Blinded by the Light – Review

Inspired by the teenage life of writer Sarfraz Manzoor (Greetings from Bury Park: Race, Religion and Rock’n’ Roll). Gurinder Chadha (Bend it like Beckham) delivers a film of warmth, affection and social commentary on 80’s Britain. That equally shines alongside its Springsteen rich score.

Blinded by the light reimagines the story of Manzoor. Taking his passion for Springsteen and childhood experiences of racism, change, and generational upheaval. While layering the narrative with a pure Fantasia of music. With Gurinder Chadha taking clear inspiration from Billy Elliott in design and structure. Ultimately creating a film that celebrates Springsteens music, while also providing a classic coming of age tale. In talent overcoming the boundaries of community, race, class and place.

Blinded by the Light (New Line Cinema) 2019

Manzoor’s experiences are transferred to the fictional Javed (Viveik Kalra). A British Pakistani young man growing up in Luton during the turbulent social change of 1987. Where Javed longs to further his ambitions in becoming a writer. While spending his time working on poetry and song lyrics for his best friend, Matt (Dean-Charles Chaplin). However, Javed’s true ambitions remain stifled by his father Malik (Kulvinder Ghir). Who leads the household, with a pride born of his Pakistani roots. While equally clashing with his children, who strive for generational change. Malik sees Javed’s future as a doctor or lawyer, but certainly not a writer or poet. As he tries to ensure his children progress up the inherent class system of his new country.

Defying his father wishes, Javed signs up for sixth form college to study English Literature. While telling his father he studying law. The college, in turn introducing Javed to a wealth of new experiences and ideas. As he meets fellow outsider Roops (Aaron Phagura). A Springsteen fan who opens up Javed’s world to the writing and music of the ‘Boss’. Unleashing his Javed’s creativity and internal desire for change.

Blinded by the Light (New Line Cinema) 2019

Set against the backdrop of National Front violence and racism, and a segregated community where ethnic minorities felt oppressed yet powerless. Blinded by the Light does not shy away from the social upheaval and change inherent in towns such as Luton during the 1980s. Its social commentary dovetailing with the generational change and aspiration building in migrant communities. Where many second and third generation children saw their lives as mix of cultures. The internal battle of their parental ancestry and British identity giving rise to family and social change.

In fact, it is here that Blinded By Light pays homage to earlier films like Billy Elliott in its pace, design and implementation. Javed’s journey echoing Billy’s passion for dance. While replacing it with a passion for writing, poetry and music.
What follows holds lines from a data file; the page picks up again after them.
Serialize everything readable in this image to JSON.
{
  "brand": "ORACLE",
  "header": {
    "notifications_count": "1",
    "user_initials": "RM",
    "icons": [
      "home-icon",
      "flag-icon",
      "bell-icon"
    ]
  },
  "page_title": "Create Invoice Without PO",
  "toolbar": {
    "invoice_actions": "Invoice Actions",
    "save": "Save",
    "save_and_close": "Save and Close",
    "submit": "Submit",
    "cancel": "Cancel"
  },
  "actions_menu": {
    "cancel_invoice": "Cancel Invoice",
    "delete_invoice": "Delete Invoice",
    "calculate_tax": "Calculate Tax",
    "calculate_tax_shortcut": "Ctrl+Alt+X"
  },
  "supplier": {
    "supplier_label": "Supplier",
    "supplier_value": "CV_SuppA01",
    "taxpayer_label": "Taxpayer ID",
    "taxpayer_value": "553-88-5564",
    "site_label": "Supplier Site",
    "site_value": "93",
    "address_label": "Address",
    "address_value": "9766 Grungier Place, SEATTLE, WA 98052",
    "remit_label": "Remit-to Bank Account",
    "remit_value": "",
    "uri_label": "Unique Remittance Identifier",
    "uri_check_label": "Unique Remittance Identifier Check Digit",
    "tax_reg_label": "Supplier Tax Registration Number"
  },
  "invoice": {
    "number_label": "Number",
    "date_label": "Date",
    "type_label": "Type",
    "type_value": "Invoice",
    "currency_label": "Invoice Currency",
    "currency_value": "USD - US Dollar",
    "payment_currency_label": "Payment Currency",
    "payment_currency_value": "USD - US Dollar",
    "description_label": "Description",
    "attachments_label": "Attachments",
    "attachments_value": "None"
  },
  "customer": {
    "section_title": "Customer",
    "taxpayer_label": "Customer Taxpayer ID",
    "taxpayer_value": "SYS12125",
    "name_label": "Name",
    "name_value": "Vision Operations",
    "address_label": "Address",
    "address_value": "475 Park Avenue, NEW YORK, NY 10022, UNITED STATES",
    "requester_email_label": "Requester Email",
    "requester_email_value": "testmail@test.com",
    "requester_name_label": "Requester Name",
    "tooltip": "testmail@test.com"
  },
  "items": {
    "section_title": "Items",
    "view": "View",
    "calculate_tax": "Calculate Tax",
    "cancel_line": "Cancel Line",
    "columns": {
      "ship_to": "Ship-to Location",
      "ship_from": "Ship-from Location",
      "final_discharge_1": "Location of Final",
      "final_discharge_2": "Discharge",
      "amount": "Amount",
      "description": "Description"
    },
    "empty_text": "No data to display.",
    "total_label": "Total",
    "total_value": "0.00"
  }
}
While Billy’s feelings of being trapped by his class and community. Are in turn replaced with Javed’s family restrictions, racial oppression and place of birth. Javed’s awakening to the words and music of Springsteen during the famous storm of 1987. Matching Billy’s anger and frustration as he danced across the terrace walls of his Durham village.

However, despite these similarities Blinded By Light maintains a fresh feeling. With a truly joyous exploration of the power of music, words and self expression in the face of social boundaries. While the music of Springsteen, blazes a trail of hope and aspiration that can’t help but warm even the coldest of hearts.

Performances enhance the warmth, energy and vibrance of Blinded By Light, building characters you truly believe in. While showing the depth and emotion of teenage life, parental conflict and the desperate need for change and group identity. The global power of music and imagination shining from the factories of New Jersey. To the car assembly plants and emerging new communities of South Bedfordshire.

Director: Gurinder Chadha

Cast: Billy BarrattRonak Singh Chadha BergesViveik Kalra, Rob Brydon, Dean-Charles Chapman, Nikita Mehta, Meera Ganatra, Kit Reeve, Lorraine Ashbourne